Buddhism as seen through Postage Stamps
By Ven. Joymony Tanchangya
On March 2 to 4, 2018, International Buddhist College (IBC) Sadao, Thailand hosted three Dhamma sharing seasons entitled as “Buddhism as Seen through Postage Stamps” presented by Mr. Leong Koh Hing.
We are very fortunate to have Mr. Leong with us at IBC, the former Assistant Rector of IBC and an enthusiastic Buddhist stamps collector, to share the Dhamma with IBC family.
It was a great opportunity for all students to join and enjoy lively and enthusiastic presentations of Mr. Leong, where he not only introduced us into a new world with Buddhist Stamps but also described many important skillful ways to present Buddha’s teaching to various cultures and audiences. The talks were headlines as The Tathāgata, Buddhist pantheon, and world cultural heritage sites, even though his vast stamp collection and presentations cover so many other areas of Buddhism.

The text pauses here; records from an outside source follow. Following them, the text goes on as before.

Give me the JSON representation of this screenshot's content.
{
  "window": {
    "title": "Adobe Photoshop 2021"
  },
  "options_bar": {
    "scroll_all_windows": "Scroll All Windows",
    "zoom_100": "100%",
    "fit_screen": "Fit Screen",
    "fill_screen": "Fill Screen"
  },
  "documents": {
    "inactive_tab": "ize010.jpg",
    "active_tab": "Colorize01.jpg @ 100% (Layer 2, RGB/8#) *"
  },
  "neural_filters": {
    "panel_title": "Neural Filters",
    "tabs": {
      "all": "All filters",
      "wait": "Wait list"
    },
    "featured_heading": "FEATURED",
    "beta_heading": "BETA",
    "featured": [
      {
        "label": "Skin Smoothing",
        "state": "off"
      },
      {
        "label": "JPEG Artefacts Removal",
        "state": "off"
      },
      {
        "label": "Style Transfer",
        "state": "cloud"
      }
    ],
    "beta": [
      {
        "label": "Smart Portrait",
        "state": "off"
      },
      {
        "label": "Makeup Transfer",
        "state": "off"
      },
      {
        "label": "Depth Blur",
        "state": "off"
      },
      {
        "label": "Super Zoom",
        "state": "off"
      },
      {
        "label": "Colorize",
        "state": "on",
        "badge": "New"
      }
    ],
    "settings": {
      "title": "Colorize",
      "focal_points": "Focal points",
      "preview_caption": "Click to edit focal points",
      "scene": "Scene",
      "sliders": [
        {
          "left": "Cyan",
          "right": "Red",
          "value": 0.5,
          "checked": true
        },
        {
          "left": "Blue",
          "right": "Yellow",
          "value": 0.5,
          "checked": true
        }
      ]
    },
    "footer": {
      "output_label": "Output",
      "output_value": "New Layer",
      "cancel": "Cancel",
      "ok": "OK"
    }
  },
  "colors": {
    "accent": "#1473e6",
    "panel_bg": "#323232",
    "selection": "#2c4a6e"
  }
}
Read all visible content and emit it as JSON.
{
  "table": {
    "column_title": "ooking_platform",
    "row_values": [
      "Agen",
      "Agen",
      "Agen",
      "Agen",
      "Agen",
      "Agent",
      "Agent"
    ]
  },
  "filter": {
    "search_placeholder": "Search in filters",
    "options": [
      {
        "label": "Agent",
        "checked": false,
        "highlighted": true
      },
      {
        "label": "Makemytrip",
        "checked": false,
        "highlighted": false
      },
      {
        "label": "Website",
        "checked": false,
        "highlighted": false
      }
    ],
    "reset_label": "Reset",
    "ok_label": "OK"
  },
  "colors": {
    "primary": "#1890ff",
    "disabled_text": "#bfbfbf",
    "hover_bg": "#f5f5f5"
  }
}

Stamps have been representation of all the arts and cultures, religions, history, symbols, events and antiques; which convey specific messages with significant meanings and national values to people from one generation to its next. Mr. Leong's collection and spreading the Dhamma through it, is considered as the only of its kind in the world, even though he has already donated all of his philatelic collection to a particular museum in Malaysia. He has been collecting those stamps over 35 years to preserve and propagate the Dhamma. Furthermore various other Buddhist posters, postcards, images, souvenirs collection further enriches his collection and made the presentations attractive to the audiences. Those stamps can be divided mainly into five groups; Buddha, Dhamma, Sangha, Tipitaka; and world history and cultural sites. Buddha’s biography, qualities, origin of Buddha statues and their history in different cultures and societies were the main focus of the first presentation. Secondly, Dhamma refers to the holly teachings found in various publications and their preservation for the good of the future generation. Thirdly, topic Sangha covered historical images, statues and great benefactors of Buddhism and their chronological contribution towards the Dhamma. The penultimate category of the presentation covered the Tipitaka publications and establishment of various societies and their contribution for human society and distribution of the Buddhist canonical, commentarial and general Buddhist texts. The final presentation was on the world history and cultural sites from various countries like India, Bangladesh, Sri Lanka, Myanmar, Thailand, Cambodia, Laos, Japan, China, Vietnam, Mongolia, Indonesia, Tibet, Nepal, Bhutan, Macao, Singapore, Malaysia, Taiwan, Pakistan, Afghanistan, Tajikistan, Uzbekistan and so on. One of the key features of the collection was Buddhist stamp publication from Non-Buddhist countries like Cuba, Uganda, Niger, Nigeria and so on. And Sri Lanka and Myanmar usually do not put Buddha images on stamp as a sign of great respect.
In modern days there are many ways to present the Dhamma. Buddhist Stamp collection and propagation of the Dhamma in various seminars, monasteries and educational institutions is one of the unique and skillful means to that path. As Lord Buddha said “Sabba dānaṃ dhamma dānaṃ jināti” the Dhamma is the noblest of all the gifts. Therefore it certainly can be said that this type of sharing will benefits not only common people but also young generation of our community and young persons will find inspiration from this kind of noble activities for the good of the many of Buddha sāsana.